The Cambrian Explosion refers to a period around 540 to 520 million years ago during which arose an abrupt increase in the number and types of animal groups as evidenced by the fossil record. This sudden increase in the rate of evolution has caused some to argue that it could not have happened naturally. But there has never been an accurate measurement of the actual rate of evolution during this period, until now.
A new study in Current Biology (1,2) has found the rates of “morphological and genetic evolution during the Cambrian explosion were five times faster than today—quite rapid, but perfectly consistent with Darwin’s theory of evolution.” The study focused on arthropods, the most diverse animal group in the Cambrian period and today, but the results are considered to be generally applicable to the other animal groups.
Theories of how the Cambrian Explosion happened generally fall into three main categories: genetic, ecological and environmental/geochemical. In the latest edition of Science (3,4) Professor Paul Smith of Oxford and Professor David Harper of Durham University propose that no one theory explains it all, but that a ‘cascade of events’ led to the sudden explosion in the number and diversity of species. It is becoming clear, however, that the oxygenation of the earth’s atmosphere played a major role. Large organisms cannot exist without a minimum amount of available oxygen (5). Large amount of evidence has shown that two geological periods of oxygenation occurred, one in the Precambrian period and another two billion years earlier (6,7). During the Neoproterozoic era that preceded the Cambrian Explosion, the geological conditions were chaotic, with the breakup of the supercontinent Rodinia and a period of prolonged global cold during which oceans were covered with ice from pole to pole and were low in oxygen content.
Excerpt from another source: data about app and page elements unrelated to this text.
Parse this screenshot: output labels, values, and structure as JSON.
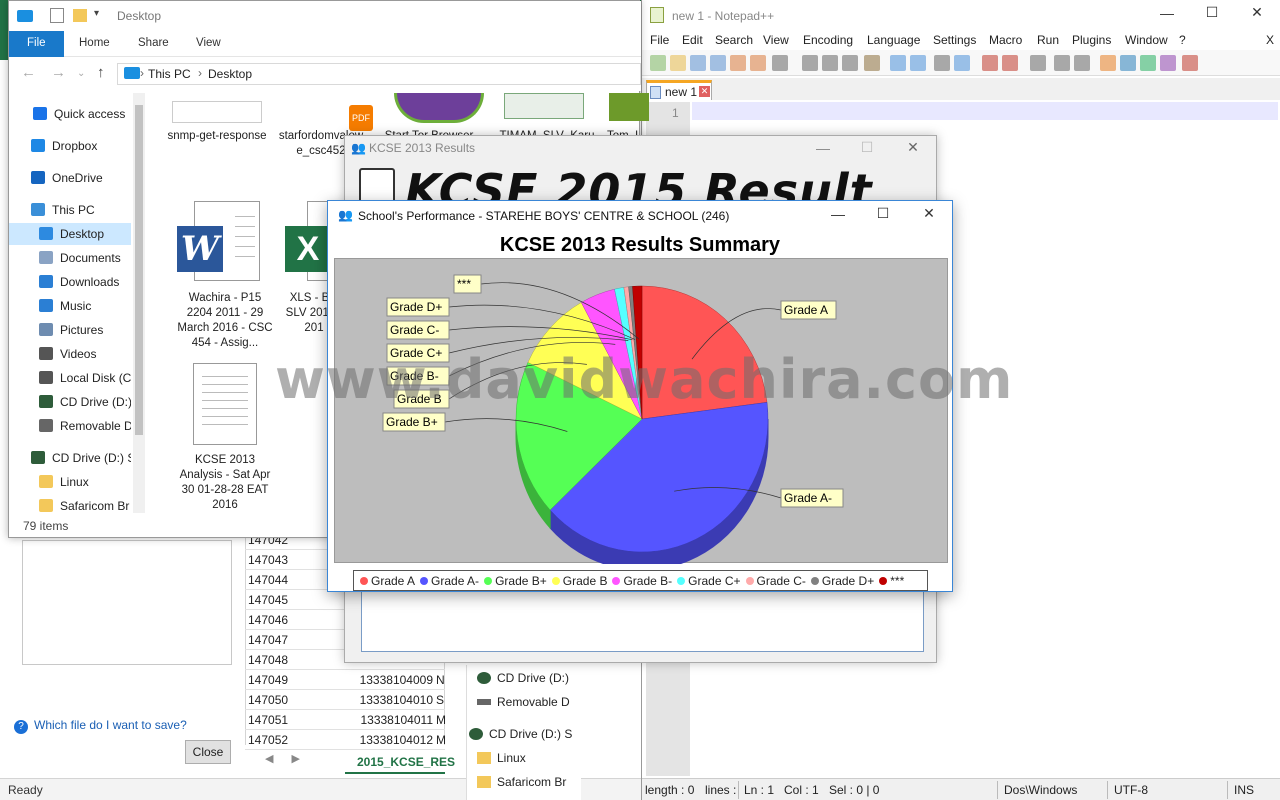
{
  "excel": {
    "status_left": "Ready",
    "sheet_tab": "2015_KCSE_RES",
    "rows": [
      {
        "a": "147042",
        "b": "",
        "c": ""
      },
      {
        "a": "147043",
        "b": "",
        "c": ""
      },
      {
        "a": "147044",
        "b": "",
        "c": ""
      },
      {
        "a": "147045",
        "b": "",
        "c": ""
      },
      {
        "a": "147046",
        "b": "",
        "c": ""
      },
      {
        "a": "147047",
        "b": "",
        "c": ""
      },
      {
        "a": "147048",
        "b": "",
        "c": ""
      },
      {
        "a": "147049",
        "b": "13338104009",
        "c": "N"
      },
      {
        "a": "147050",
        "b": "13338104010",
        "c": "S"
      },
      {
        "a": "147051",
        "b": "13338104011",
        "c": "M"
      },
      {
        "a": "147052",
        "b": "13338104012",
        "c": "M"
      }
    ]
  },
  "save_dialog": {
    "help_link": "Which file do I want to save?",
    "close_button": "Close"
  },
  "nav2": {
    "items": [
      "CD Drive (D:)",
      "Removable D",
      "CD Drive (D:) S",
      "Linux",
      "Safaricom Br"
    ]
  },
  "explorer": {
    "title": "Desktop",
    "ribbon_tabs": [
      "File",
      "Home",
      "Share",
      "View"
    ],
    "address": {
      "root": "This PC",
      "current": "Desktop"
    },
    "nav_items": [
      {
        "label": "Quick access",
        "icon": "star-icon",
        "color": "#1a73e8"
      },
      {
        "label": "Dropbox",
        "icon": "dropbox-icon",
        "color": "#1e88e5"
      },
      {
        "label": "OneDrive",
        "icon": "cloud-icon",
        "color": "#1565c0"
      },
      {
        "label": "This PC",
        "icon": "computer-icon",
        "color": "#3a8fd8"
      },
      {
        "label": "Desktop",
        "icon": "desktop-icon",
        "color": "#2d8ae0"
      },
      {
        "label": "Documents",
        "icon": "documents-icon",
        "color": "#8aa3c4"
      },
      {
        "label": "Downloads",
        "icon": "downloads-icon",
        "color": "#2b7fd4"
      },
      {
        "label": "Music",
        "icon": "music-icon",
        "color": "#2b7fd4"
      },
      {
        "label": "Pictures",
        "icon": "pictures-icon",
        "color": "#6e8cb0"
      },
      {
        "label": "Videos",
        "icon": "videos-icon",
        "color": "#555"
      },
      {
        "label": "Local Disk (C",
        "icon": "disk-icon",
        "color": "#555"
      },
      {
        "label": "CD Drive (D:)",
        "icon": "cd-icon",
        "color": "#2e5c3a"
      },
      {
        "label": "Removable D",
        "icon": "usb-icon",
        "color": "#666"
      },
      {
        "label": "CD Drive (D:) S",
        "icon": "cd-icon",
        "color": "#2e5c3a"
      },
      {
        "label": "Linux",
        "icon": "folder-icon",
        "color": "#f3c85a"
      },
      {
        "label": "Safaricom Br",
        "icon": "folder-icon",
        "color": "#f3c85a"
      }
    ],
    "files": [
      {
        "name": "snmp-get-response"
      },
      {
        "name": "starfordomvalow e_csc452"
      },
      {
        "name": "Start Tor Browser"
      },
      {
        "name": "TIMAM_SLV_Karu"
      },
      {
        "name": "Tom_L"
      },
      {
        "name": "Wachira - P15 2204 2011 - 29 March 2016 - CSC 454 - Assig..."
      },
      {
        "name": "XLS - Bul SLV 2016 - 201"
      },
      {
        "name": "KCSE 2013 Analysis - Sat Apr 30 01-28-28 EAT 2016"
      }
    ],
    "items_count": "79 items"
  },
  "notepadpp": {
    "title": "new 1 - Notepad++",
    "menu": [
      "File",
      "Edit",
      "Search",
      "View",
      "Encoding",
      "Language",
      "Settings",
      "Macro",
      "Run",
      "Plugins",
      "Window",
      "?"
    ],
    "close_menu": "X",
    "tab_label": "new 1",
    "line_number": "1",
    "status": {
      "length": "length : 0",
      "lines": "lines :",
      "ln": "Ln : 1",
      "col": "Col : 1",
      "sel": "Sel : 0 | 0",
      "eol": "Dos\\Windows",
      "encoding": "UTF-8",
      "mode": "INS"
    }
  },
  "kcse_window": {
    "title": "KCSE 2013 Results",
    "banner": "KCSE 2015 Result"
  },
  "perf_window": {
    "title": "School's Performance - STAREHE BOYS' CENTRE & SCHOOL (246)"
  },
  "watermark": "www.davidwachira.com",
  "chart_data": {
    "type": "pie",
    "title": "KCSE 2013 Results Summary",
    "pie_style": "3d",
    "legend_position": "bottom",
    "categories": [
      "Grade A",
      "Grade A-",
      "Grade B+",
      "Grade B",
      "Grade B-",
      "Grade C+",
      "Grade C-",
      "Grade D+",
      "***"
    ],
    "values": [
      23,
      40,
      19,
      10,
      4.5,
      1.2,
      0.6,
      0.5,
      1.2
    ],
    "colors": [
      "#ff5555",
      "#5555ff",
      "#55ff55",
      "#ffff55",
      "#ff55ff",
      "#55ffff",
      "#ffaaaa",
      "#808080",
      "#c00000"
    ],
    "callout_labels": [
      "Grade A",
      "Grade A-",
      "Grade B+",
      "Grade B",
      "Grade B-",
      "Grade C+",
      "Grade C-",
      "Grade D+",
      "***"
    ]
  }
}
During this time oxygenation occurred non-linearly and organisms evolved that were able to survive both aerobically and anaerobically, perhaps leading to even greater diversity.